there’s a lot going on in that area but we thought there’d be at least one overlook where visitors could get an overall picture of the Memorial. We accepted what we were able to see and thankful that St. Paul’s Chapel was able to provide us with the history and memorial that it did.
It was time to head back to New Jersey via the subway, then the Light Rail by our hotel (Courtyard Marriott Newport), so we could take the Ferry to the Statute of Liberty. Talk about a vacation filled with public transportation! (By the way, THAT’S being saved for another Blog Post, “Planes, Trains and Automobiles!”).
The Ferry took us to Ellis Island first. What an amazing place of history! The 27-acre site can probably connect with more of the American population than any other spot in the country. The museum is located in the Main Building of the former immigration station complex and tells the moving tales of the 12 million immigrants who entered America through Ellis Island from 1892 to 1924. It’s estimated that nearly half of all Americans can trace their family history to at least one person who passed through the Port of New York at Ellis Island to become an American. Now, almost a century since the peak years of immigration, Ellis Island is one of the most popular tourist destinations in the National Park Service.
We walked the stairs where immigrants were separated when they entered…and the Great Hall where they waited for their inspection. If the immigrant’s papers were in order and they were in reasonably good health, the inspection process lasted three to five hours. The museum’s exhibits show Ellis Island’s role in immigration history and include artifacts of items left behind or that were found in trunks, like clothing and shows. There are also hundreds of photographs of families arriving. In many cases, just one person from the family came to America and then others arrived months later. The American Immigrant Wall of Honor® is a special feature of the Ellis Island museum and overlooks the Statue of Liberty and the New York skyline. It is the longest wall of names in the world, paying tribute to America’s cultural heritage and contains more than 700,000 names inscribed by family members and friends. You can see more history about Ellis Island at http://www.ellisisland.org.
Next…the Statue of Liberty! As the Ferry got closer, everyone was standing up taking pictures of Lady Liberty by herself… or with family members in the forefront. It was such an awesome sight! Once on the island, we grabbed headphones for our audio tour. Lara was laughing through most of it because she got the German audio tour and said there was a heavy accent from the speaker. Apparently there is a difference in accents between north and south German cities… just like the north and south States in America. We took plenty of pictures as we walked all around the statue!
We snapped the pictures just in time because as we headed back to the Ferry, a huge storm came through, dropping heavy rain and it was blowing sideways! There was no escaping getting wet! You can see how wet we got by the photos below! And it was COLD!!! And to top that off… we had to walk a mile from the Ferry to the Light Rail… with a little more rain and in soaking wet clothes! Funny as it sounds… we used the blow dryer in the hotel room to warm us up before heading to the Shopping Mall across the street for dinner! Definitely something we will always remember…and are still laughing about to this day!!!

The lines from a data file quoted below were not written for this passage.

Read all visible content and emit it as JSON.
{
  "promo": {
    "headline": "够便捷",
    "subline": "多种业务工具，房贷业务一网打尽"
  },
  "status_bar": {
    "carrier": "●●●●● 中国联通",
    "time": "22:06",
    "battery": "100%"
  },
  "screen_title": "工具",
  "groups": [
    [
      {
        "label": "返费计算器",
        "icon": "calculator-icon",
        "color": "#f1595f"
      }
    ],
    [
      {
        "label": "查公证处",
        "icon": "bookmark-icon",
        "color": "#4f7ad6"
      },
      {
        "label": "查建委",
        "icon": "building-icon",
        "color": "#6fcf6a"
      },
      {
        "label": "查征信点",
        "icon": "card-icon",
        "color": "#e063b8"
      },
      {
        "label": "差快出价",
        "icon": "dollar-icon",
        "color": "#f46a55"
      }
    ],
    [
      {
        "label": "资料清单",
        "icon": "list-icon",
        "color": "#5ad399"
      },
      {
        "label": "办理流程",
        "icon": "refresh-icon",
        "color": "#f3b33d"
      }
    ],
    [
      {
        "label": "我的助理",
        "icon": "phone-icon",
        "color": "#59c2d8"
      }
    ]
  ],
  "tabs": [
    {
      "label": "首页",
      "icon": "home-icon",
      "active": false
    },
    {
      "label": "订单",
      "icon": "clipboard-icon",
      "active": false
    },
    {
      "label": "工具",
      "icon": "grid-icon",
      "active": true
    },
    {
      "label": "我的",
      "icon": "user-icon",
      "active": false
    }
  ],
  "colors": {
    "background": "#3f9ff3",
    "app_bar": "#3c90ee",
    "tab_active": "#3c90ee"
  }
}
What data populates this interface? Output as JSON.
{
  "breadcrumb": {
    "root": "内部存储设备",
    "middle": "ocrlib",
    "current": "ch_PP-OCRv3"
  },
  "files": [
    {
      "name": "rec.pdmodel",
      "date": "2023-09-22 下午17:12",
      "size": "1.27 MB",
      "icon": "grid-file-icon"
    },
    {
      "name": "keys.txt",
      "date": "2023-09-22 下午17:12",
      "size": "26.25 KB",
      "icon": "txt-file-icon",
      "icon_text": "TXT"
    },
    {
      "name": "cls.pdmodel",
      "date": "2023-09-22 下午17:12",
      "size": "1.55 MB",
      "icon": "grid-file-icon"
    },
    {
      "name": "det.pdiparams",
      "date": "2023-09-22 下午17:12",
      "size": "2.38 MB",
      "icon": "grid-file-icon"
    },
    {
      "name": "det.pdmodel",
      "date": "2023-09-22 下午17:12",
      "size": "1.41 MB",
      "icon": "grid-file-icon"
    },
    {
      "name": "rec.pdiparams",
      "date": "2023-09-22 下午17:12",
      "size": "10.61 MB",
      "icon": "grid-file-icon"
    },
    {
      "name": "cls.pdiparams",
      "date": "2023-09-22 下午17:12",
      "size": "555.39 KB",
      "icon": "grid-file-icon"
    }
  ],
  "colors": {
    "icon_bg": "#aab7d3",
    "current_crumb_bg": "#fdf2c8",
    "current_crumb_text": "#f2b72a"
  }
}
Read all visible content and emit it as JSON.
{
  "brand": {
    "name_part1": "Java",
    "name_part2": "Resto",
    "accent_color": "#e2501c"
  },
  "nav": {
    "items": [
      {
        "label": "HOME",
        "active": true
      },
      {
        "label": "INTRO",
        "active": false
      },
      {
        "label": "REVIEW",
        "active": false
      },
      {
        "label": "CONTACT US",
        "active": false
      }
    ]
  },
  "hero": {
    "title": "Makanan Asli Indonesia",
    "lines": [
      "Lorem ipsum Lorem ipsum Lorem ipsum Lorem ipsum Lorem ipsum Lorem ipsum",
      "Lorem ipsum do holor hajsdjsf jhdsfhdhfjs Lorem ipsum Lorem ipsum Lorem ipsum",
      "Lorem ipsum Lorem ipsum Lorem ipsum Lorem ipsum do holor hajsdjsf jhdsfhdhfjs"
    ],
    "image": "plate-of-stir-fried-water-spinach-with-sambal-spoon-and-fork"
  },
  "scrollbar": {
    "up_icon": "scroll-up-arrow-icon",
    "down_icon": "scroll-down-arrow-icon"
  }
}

More pictures below!
THE NEXT POST…. our final day in New York City with trips to Rockefellar Plaza and Central Park!